Nothing but the lines from the one containing "Decode this image" through the final line of the data should be repeated, and each must be exact.

§

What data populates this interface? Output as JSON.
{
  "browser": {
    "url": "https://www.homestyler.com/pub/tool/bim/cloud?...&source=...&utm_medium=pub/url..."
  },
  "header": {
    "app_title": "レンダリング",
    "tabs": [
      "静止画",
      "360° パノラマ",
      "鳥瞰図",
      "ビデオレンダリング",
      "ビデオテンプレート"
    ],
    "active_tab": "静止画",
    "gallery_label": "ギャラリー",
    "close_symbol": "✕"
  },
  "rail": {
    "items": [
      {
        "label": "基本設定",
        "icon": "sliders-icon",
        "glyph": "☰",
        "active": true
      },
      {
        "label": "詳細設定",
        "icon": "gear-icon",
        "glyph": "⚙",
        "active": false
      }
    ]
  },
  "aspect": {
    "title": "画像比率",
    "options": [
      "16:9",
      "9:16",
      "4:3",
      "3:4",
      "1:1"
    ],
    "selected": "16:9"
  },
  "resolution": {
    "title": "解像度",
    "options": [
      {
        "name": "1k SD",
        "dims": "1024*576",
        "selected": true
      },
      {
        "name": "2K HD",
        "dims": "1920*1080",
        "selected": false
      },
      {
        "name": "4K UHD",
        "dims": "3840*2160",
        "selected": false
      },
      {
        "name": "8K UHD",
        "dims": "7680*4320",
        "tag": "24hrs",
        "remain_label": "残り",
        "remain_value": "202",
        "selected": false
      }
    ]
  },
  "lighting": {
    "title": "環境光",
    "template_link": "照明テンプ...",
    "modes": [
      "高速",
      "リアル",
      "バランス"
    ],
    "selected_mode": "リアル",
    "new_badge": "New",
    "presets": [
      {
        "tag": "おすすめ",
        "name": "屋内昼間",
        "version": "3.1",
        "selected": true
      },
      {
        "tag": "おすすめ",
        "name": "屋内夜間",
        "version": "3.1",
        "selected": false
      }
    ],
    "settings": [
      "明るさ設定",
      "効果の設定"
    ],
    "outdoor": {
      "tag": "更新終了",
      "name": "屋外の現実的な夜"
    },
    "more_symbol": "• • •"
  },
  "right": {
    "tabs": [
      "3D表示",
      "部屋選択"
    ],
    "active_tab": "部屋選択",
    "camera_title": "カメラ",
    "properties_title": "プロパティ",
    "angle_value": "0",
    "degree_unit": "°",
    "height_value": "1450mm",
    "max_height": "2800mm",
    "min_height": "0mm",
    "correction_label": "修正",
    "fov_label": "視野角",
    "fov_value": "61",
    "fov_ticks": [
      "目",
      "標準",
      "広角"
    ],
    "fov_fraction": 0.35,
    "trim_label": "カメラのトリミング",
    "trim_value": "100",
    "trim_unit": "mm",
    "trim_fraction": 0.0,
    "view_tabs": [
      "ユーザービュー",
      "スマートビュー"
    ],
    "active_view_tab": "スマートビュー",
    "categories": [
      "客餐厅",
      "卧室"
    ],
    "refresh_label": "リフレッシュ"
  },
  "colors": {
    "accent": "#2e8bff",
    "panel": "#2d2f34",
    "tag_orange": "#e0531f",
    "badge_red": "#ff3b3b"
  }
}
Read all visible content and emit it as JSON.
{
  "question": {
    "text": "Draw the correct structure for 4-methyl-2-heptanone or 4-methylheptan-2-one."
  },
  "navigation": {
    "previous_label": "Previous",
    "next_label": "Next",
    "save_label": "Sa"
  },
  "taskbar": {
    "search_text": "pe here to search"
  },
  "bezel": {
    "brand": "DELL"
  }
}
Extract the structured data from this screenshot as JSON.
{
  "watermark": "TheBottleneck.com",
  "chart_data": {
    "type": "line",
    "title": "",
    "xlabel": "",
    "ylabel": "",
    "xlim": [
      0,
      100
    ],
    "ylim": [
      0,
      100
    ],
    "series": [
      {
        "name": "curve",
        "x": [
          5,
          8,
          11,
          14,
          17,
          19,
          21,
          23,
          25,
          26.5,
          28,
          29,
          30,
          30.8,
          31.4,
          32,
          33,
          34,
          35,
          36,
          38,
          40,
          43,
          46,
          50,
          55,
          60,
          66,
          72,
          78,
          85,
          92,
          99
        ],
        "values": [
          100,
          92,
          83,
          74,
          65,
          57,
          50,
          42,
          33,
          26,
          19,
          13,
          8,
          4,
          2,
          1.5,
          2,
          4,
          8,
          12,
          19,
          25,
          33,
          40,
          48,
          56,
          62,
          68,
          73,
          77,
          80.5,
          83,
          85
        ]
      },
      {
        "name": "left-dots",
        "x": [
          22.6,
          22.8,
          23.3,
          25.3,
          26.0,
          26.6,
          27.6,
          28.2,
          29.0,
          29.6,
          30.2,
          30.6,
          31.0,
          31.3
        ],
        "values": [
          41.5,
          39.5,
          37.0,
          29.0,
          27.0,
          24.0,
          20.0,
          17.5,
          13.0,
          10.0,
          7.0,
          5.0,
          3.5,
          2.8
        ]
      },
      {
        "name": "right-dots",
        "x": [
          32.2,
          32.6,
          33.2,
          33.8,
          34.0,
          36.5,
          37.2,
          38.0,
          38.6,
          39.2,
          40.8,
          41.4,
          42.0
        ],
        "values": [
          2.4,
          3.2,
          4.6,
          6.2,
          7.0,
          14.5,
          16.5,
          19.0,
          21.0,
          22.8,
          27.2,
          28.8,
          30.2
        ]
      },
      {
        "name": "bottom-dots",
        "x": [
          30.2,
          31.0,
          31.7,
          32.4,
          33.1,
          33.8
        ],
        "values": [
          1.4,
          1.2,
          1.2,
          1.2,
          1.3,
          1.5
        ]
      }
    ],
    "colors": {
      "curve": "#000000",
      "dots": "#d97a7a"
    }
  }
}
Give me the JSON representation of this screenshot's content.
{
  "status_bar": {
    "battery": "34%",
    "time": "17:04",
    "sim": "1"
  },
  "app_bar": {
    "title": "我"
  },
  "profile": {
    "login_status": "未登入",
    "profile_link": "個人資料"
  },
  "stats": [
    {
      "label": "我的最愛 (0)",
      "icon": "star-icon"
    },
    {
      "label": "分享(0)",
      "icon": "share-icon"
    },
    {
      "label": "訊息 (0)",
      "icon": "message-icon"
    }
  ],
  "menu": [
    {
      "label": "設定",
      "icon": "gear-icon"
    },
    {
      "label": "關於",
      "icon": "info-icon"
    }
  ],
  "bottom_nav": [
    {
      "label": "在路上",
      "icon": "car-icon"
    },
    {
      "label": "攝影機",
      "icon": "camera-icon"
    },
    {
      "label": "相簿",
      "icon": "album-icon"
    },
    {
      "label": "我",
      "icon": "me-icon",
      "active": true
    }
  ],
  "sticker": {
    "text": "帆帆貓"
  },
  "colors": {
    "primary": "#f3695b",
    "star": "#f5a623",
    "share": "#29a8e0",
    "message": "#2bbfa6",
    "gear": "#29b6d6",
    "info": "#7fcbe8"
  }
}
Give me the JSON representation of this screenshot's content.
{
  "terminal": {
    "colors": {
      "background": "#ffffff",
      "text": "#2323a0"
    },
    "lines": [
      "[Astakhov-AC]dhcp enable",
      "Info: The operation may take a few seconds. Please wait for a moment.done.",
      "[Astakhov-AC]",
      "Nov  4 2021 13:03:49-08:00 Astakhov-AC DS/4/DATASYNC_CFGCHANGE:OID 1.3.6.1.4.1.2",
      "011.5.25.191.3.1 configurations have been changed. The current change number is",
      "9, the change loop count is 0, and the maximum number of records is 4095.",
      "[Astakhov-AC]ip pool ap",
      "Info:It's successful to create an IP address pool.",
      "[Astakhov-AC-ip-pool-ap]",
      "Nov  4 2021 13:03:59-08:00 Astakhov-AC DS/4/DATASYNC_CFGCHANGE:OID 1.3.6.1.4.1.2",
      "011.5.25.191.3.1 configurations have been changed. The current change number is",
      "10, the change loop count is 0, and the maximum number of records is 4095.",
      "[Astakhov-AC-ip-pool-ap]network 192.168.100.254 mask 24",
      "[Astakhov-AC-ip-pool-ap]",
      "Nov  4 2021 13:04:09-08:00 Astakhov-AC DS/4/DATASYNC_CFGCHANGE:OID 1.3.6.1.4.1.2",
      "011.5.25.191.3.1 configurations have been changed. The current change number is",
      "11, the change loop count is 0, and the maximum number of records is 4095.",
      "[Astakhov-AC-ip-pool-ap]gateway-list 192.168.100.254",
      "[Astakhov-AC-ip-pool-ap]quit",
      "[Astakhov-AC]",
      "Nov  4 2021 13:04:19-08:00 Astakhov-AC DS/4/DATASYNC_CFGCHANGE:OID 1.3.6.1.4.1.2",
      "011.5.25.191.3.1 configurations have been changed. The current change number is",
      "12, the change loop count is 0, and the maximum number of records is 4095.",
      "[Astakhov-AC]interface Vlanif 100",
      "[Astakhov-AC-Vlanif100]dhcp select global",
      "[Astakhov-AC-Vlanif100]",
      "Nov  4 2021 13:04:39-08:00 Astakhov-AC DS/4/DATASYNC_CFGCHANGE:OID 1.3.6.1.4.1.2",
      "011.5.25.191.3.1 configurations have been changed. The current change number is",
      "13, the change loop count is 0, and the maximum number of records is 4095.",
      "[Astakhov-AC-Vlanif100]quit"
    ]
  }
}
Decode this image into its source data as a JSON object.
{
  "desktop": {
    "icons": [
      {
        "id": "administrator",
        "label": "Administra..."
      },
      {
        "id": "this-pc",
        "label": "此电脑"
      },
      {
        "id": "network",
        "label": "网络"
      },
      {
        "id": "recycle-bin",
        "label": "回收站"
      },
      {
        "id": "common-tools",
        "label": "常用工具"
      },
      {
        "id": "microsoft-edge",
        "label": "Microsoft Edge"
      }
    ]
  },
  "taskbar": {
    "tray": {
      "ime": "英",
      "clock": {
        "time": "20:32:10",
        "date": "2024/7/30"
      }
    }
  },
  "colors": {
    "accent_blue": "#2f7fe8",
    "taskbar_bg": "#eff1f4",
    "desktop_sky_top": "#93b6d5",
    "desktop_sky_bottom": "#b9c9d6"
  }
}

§

[Answer area]
Decode this image into its source data as a JSON object.
{
  "desktop": {
    "icons": [
      {
        "id": "administrator",
        "label": "Administra..."
      },
      {
        "id": "this-pc",
        "label": "此电脑"
      },
      {
        "id": "network",
        "label": "网络"
      },
      {
        "id": "recycle-bin",
        "label": "回收站"
      },
      {
        "id": "common-tools",
        "label": "常用工具"
      },
      {
        "id": "microsoft-edge",
        "label": "Microsoft Edge"
      }
    ]
  },
  "taskbar": {
    "tray": {
      "ime": "英",
      "clock": {
        "time": "20:32:10",
        "date": "2024/7/30"
      }
    }
  },
  "colors": {
    "accent_blue": "#2f7fe8",
    "taskbar_bg": "#eff1f4",
    "desktop_sky_top": "#93b6d5",
    "desktop_sky_bottom": "#b9c9d6"
  }
}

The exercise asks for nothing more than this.